When choosing to outsource your chemical manufacturing, two terms you’ll hear frequently are “contract manufacturing” and “toll manufacturing.” If you’ve never used these services before, it can be hard to tell the big difference between these two forms of manufacturing. Allow us to give you some insight into how to decide between contract and toll manufacturing so that you can pick the right custom chemical manufacturer for your business and needs.
Why Use Chemical Manufacturing?
Before we get into how to decide between contract and toll manufacturing, let’s discuss why you would want to outsource at all. Well, your own business may be at max capacity, or you may not have the equipment and expertise to produce the necessary chemicals in-house. In these situations, outsourcing to a chemical manufacturer becomes your best option. It’s a cheaper investment to make than paying out-of-pocket for chemical-making equipment, its maintenance, and the space you need to store it. This doesn’t even include the time and effort it would take to train employees with the skills and knowledge to use and care for such equipment.
Contract manufacturing allows your business to keep an aspect of control in the production process. In this scenario, you pick the vendors and supply the chemical manufacturer with the materials needed to produce the final product. This saves a lot of time, as the chemical manufacturer doesn’t need to select vendors and wait for suppliers to transport the materials to them. Furthermore, you’re able to reduce costs when you spread production across many units.

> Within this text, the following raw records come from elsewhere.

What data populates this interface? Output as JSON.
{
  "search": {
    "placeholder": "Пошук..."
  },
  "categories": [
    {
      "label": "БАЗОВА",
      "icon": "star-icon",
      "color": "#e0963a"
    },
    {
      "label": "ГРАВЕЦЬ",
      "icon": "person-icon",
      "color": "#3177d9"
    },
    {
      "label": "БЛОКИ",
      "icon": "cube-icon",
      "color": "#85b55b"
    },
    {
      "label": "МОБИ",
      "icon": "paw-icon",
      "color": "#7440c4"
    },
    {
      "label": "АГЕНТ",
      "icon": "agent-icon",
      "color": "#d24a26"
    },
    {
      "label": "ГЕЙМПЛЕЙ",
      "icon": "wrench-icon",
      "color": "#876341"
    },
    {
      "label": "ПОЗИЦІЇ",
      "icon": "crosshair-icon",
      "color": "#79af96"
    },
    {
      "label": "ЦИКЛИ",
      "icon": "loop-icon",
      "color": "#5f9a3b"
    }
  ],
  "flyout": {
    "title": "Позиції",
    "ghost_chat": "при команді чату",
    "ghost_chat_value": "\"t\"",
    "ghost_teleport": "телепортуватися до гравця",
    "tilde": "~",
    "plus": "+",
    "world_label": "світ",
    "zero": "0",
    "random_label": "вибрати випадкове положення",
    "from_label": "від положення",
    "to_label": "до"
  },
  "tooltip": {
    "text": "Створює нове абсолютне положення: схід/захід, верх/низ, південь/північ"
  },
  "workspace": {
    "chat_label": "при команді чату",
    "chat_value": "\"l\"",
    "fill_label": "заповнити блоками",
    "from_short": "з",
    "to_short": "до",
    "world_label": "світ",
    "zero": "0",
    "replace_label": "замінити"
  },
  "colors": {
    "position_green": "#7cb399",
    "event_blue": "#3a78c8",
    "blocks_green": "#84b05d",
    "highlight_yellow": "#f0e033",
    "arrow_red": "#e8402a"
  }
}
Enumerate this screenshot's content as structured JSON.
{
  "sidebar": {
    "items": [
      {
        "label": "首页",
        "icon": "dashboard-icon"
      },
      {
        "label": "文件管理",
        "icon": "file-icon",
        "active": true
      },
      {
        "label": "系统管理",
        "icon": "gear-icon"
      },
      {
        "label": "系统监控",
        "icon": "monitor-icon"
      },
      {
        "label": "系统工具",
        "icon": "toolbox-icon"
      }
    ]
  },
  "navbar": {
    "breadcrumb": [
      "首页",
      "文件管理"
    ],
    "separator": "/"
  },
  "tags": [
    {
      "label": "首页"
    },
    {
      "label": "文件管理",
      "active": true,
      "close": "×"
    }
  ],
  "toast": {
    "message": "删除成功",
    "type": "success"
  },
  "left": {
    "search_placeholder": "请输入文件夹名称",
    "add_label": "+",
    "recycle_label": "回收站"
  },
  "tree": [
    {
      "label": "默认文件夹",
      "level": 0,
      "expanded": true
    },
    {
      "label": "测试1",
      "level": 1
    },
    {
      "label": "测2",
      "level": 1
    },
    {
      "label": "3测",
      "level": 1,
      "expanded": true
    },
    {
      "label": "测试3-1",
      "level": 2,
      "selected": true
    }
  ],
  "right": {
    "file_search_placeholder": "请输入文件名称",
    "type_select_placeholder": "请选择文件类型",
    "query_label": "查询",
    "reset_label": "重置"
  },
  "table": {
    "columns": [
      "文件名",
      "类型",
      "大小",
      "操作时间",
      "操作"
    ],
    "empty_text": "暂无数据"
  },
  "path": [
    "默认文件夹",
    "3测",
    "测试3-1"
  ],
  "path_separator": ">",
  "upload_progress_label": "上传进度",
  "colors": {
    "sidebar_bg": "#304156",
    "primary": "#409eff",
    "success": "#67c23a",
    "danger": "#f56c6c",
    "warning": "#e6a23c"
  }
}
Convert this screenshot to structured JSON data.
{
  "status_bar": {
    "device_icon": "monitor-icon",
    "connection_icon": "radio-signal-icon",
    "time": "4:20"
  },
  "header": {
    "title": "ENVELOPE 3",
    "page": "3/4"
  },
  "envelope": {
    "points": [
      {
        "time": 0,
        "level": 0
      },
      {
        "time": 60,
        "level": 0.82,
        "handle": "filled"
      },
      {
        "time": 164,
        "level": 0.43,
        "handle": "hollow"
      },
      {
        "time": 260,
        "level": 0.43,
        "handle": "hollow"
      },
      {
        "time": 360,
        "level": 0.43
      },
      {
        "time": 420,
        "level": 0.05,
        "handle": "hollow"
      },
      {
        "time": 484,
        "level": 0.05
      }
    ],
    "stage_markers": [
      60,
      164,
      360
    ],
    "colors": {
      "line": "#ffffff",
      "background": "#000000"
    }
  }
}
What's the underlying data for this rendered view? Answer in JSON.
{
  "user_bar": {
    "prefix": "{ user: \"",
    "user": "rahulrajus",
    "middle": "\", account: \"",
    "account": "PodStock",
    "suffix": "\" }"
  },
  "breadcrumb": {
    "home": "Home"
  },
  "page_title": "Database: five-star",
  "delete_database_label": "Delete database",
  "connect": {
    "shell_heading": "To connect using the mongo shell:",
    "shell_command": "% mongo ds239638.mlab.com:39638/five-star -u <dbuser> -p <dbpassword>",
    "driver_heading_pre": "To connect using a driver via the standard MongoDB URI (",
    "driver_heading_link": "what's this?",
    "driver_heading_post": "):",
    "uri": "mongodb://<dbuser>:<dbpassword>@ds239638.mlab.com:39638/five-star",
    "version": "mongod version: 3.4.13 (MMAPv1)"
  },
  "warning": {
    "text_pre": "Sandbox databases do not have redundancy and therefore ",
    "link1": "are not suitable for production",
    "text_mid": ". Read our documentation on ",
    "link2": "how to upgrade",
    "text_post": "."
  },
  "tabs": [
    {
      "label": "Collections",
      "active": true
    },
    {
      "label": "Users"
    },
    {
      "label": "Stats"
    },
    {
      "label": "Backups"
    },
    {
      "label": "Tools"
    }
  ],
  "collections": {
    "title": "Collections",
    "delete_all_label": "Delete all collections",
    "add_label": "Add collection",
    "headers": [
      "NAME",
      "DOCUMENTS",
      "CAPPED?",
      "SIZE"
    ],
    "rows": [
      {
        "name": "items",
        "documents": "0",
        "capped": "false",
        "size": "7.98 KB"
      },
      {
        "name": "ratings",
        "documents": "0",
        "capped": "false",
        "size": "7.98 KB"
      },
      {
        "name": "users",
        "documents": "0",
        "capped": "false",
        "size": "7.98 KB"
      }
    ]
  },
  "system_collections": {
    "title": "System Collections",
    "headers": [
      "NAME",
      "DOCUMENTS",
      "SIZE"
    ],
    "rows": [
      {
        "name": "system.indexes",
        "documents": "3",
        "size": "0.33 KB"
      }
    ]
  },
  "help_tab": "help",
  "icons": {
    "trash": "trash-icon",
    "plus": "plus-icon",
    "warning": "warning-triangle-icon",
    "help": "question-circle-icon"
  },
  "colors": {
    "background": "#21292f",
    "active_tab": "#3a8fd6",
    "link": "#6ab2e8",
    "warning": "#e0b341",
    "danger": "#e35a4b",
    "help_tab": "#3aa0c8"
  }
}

In contrast, toll manufacturing allows the chemical manufacturer to decide what vendors and materials to use in the final product. Often, deferring to the chemical manufacturer’s judgment ensures that you use only the best materials. Furthermore, this grants the manufacturer an opportunity to delegate sub-processes that aren’t parts of their core expertise, ensuring that you get the highest quality product possible. Additionally, you don’t have to worry about price fluctuation should material prices inflate because you and the manufacturer decide on the final price from the start.